Scan the material and copy out each line where the word "Дать" occurs.

━━━━━━━━━━━━━━━━

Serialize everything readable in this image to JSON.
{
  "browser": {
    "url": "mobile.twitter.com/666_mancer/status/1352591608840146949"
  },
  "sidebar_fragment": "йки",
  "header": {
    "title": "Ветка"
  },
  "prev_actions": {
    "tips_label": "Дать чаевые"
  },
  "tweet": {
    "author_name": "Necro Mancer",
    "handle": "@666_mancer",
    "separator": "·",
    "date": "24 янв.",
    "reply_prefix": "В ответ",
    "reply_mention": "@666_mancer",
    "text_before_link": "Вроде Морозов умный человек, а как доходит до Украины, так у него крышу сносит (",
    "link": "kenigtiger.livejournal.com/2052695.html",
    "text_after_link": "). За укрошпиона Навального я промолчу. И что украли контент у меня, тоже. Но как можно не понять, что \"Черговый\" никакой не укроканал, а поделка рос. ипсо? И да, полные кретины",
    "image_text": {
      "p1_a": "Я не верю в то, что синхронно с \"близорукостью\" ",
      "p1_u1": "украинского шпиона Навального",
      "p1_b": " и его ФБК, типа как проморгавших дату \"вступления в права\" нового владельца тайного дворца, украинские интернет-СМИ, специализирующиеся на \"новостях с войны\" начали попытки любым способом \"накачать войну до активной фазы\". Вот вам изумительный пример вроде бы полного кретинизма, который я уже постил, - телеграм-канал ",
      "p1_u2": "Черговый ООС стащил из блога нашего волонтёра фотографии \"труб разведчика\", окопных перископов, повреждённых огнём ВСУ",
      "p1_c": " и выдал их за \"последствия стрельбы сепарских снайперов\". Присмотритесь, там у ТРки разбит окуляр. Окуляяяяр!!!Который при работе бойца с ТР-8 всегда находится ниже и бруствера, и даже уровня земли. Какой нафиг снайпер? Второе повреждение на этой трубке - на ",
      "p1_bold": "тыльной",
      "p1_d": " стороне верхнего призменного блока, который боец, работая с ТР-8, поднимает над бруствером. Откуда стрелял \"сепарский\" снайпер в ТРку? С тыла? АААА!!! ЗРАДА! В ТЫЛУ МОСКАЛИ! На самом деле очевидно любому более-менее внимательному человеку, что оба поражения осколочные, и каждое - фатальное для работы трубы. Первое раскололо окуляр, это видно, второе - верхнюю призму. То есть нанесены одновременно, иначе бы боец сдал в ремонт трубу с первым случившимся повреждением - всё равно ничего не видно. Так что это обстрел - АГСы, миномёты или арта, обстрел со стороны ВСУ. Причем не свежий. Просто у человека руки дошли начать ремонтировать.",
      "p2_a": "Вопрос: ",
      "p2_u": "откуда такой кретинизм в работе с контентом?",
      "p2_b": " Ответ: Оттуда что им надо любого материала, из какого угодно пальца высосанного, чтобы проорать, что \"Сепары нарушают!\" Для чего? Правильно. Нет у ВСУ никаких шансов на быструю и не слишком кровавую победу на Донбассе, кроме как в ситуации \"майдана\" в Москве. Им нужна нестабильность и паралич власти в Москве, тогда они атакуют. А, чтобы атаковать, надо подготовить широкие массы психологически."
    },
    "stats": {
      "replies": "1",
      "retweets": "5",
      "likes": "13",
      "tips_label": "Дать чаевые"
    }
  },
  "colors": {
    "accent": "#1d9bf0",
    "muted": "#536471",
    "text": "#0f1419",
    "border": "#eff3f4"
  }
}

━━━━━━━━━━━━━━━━

→ REPLY TO THE EXERCISE
    "tips_label": "Дать чаевые"
      "tips_label": "Дать чаевые"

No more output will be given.